AbstractPurpose of review
The purpose of this study is to review the prevalence and significance of gasping in patients experiencing cardiac arrest.Recent findings
In a recent study by Bobrow et al., gasping was identified in 33% of patients who arrested after the arrival of emergency medical services (EMS). Patients who arrested previous to EMS arrival experienced a decreasing incidence of gasping with increasing duration of cardiac arrest: 20% if EMS arrived within 7 min, 14% if EMS arrival was between 7 and 9 min, and 7% if EMS arrived after 9 min. There was a positive association between the presence of gasping and survival: 28% of those who gasped survived compared with 8% of those who did not gasp (odds ratio, 3.4, 95% confidence interval, 2.2–5.2). Among the 481 patients who received bystander cardiopulmonary resuscitation, survival to hospital discharge occurred among 39% of patients who gasped versus 9% among those who did not gasp (adjusted odds ratio, 5.1, 95% confidence interval, 2.7–9.4).Summary

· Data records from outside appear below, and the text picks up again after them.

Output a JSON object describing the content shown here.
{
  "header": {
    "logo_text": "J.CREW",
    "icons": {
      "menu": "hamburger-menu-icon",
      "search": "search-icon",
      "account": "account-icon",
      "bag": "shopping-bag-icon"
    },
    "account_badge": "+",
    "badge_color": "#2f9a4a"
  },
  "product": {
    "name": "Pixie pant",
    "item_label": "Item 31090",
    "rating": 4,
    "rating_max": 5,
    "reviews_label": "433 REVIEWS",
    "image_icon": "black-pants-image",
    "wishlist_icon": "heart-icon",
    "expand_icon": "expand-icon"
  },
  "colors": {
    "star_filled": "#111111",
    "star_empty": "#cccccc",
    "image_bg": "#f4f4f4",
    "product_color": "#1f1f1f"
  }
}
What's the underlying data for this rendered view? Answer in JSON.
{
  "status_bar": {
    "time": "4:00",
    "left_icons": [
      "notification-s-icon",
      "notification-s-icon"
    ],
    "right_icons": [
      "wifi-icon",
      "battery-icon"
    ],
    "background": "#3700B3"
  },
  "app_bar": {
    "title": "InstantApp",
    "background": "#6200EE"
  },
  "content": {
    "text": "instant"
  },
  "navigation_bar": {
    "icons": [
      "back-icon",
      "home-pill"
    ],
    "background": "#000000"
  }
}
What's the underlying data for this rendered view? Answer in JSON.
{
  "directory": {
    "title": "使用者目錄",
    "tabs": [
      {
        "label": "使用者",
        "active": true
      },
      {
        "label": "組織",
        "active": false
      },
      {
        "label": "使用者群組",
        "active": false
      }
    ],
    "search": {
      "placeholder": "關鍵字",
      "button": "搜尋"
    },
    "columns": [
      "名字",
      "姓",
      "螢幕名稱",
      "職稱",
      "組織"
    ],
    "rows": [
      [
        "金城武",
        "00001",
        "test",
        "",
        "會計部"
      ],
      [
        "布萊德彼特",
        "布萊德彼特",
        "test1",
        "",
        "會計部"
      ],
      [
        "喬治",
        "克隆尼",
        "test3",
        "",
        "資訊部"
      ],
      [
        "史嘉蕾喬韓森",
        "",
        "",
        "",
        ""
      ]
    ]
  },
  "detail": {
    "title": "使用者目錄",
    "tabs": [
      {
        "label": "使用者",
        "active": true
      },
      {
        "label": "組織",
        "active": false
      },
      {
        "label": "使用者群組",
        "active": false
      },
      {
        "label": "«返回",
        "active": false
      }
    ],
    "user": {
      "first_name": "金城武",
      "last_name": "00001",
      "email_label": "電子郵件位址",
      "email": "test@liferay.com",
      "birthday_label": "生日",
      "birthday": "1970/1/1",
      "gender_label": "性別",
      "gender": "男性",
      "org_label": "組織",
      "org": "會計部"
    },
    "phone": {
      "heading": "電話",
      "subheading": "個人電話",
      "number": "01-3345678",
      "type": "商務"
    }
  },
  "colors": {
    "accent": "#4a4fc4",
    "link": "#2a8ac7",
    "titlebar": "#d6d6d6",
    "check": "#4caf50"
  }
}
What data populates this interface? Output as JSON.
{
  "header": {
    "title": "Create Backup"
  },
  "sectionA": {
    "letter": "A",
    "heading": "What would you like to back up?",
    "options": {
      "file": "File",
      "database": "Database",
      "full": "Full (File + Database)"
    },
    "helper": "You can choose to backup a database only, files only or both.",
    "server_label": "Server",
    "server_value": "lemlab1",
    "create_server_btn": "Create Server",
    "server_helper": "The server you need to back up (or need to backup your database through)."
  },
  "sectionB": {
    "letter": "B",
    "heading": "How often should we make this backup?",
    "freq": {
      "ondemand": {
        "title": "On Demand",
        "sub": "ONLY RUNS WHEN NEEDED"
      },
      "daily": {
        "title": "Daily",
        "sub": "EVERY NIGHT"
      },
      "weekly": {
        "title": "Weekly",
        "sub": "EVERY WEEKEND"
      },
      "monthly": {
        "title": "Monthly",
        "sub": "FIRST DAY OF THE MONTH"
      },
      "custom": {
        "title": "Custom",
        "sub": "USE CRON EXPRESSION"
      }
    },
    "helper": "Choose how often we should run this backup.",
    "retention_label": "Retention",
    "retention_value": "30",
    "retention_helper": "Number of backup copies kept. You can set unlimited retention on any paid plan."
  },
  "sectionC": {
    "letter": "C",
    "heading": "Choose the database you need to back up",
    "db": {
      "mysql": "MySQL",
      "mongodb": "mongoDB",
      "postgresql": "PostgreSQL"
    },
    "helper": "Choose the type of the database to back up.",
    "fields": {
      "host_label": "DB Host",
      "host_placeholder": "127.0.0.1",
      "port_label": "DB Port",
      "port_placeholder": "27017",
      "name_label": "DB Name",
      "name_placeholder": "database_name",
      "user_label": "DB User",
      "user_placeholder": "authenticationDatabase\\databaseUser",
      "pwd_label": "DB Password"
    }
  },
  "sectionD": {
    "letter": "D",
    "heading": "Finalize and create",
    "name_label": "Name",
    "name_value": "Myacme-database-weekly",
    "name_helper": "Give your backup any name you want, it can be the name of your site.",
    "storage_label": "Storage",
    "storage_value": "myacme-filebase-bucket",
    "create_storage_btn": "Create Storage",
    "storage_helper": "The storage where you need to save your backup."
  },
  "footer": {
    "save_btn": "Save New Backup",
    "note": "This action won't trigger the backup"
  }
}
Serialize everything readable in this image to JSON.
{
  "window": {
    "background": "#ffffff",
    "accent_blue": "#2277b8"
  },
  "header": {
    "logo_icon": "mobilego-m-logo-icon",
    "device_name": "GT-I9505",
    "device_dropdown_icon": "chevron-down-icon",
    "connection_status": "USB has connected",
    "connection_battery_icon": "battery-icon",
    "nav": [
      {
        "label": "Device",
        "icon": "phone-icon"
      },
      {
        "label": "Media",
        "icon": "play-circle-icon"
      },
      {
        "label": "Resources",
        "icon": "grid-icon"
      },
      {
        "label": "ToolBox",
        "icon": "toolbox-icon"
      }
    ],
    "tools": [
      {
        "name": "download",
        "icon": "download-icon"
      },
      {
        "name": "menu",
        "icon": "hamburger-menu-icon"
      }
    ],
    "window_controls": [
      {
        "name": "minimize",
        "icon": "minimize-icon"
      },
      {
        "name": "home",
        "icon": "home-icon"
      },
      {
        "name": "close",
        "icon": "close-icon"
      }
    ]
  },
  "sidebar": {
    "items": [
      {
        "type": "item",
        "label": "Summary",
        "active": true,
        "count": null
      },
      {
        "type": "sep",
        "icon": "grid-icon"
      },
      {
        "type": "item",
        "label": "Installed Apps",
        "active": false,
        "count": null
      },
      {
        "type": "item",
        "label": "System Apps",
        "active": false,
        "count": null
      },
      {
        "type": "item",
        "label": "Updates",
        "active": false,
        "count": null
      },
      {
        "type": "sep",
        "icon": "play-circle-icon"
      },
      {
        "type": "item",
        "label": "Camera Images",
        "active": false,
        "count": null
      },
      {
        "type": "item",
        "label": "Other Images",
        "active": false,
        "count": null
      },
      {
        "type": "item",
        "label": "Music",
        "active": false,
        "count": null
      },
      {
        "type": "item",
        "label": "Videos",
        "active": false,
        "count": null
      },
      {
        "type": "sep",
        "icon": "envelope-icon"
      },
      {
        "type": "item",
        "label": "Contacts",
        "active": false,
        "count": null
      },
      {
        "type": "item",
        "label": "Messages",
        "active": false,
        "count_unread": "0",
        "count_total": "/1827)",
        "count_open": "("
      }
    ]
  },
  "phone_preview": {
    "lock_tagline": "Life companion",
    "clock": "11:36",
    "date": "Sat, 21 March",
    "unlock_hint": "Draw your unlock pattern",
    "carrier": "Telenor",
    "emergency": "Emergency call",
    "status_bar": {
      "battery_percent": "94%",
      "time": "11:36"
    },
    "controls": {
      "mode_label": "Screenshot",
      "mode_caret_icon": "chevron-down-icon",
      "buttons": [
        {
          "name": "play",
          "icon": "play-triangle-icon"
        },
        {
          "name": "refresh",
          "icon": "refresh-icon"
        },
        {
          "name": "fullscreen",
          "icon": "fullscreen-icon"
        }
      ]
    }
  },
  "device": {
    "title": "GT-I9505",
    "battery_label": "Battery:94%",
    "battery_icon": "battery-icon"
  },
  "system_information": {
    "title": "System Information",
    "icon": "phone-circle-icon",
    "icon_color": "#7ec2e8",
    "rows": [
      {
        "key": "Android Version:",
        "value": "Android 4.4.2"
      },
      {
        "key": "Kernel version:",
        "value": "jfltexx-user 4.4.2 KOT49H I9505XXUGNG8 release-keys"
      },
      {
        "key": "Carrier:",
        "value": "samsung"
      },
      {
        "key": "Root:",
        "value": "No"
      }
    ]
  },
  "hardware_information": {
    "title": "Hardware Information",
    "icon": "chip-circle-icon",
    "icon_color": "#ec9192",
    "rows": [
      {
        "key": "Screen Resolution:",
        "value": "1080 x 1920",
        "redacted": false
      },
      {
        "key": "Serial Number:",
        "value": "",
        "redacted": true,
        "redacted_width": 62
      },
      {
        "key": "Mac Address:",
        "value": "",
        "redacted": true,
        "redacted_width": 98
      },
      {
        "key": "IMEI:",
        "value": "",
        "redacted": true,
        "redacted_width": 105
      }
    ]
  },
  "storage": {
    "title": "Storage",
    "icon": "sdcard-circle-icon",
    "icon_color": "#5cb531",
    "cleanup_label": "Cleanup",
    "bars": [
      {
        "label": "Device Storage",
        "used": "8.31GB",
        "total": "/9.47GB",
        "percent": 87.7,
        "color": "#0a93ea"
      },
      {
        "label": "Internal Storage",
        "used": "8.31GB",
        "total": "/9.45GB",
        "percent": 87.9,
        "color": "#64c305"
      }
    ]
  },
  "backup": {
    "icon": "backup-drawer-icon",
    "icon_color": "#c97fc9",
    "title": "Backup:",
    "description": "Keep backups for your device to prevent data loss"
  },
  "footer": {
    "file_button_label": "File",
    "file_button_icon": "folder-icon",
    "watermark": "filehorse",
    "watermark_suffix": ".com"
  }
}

Gasping frequently occurs during cardiac arrest. Public and emergency medical dispatchers must be more aware of its presence and significance.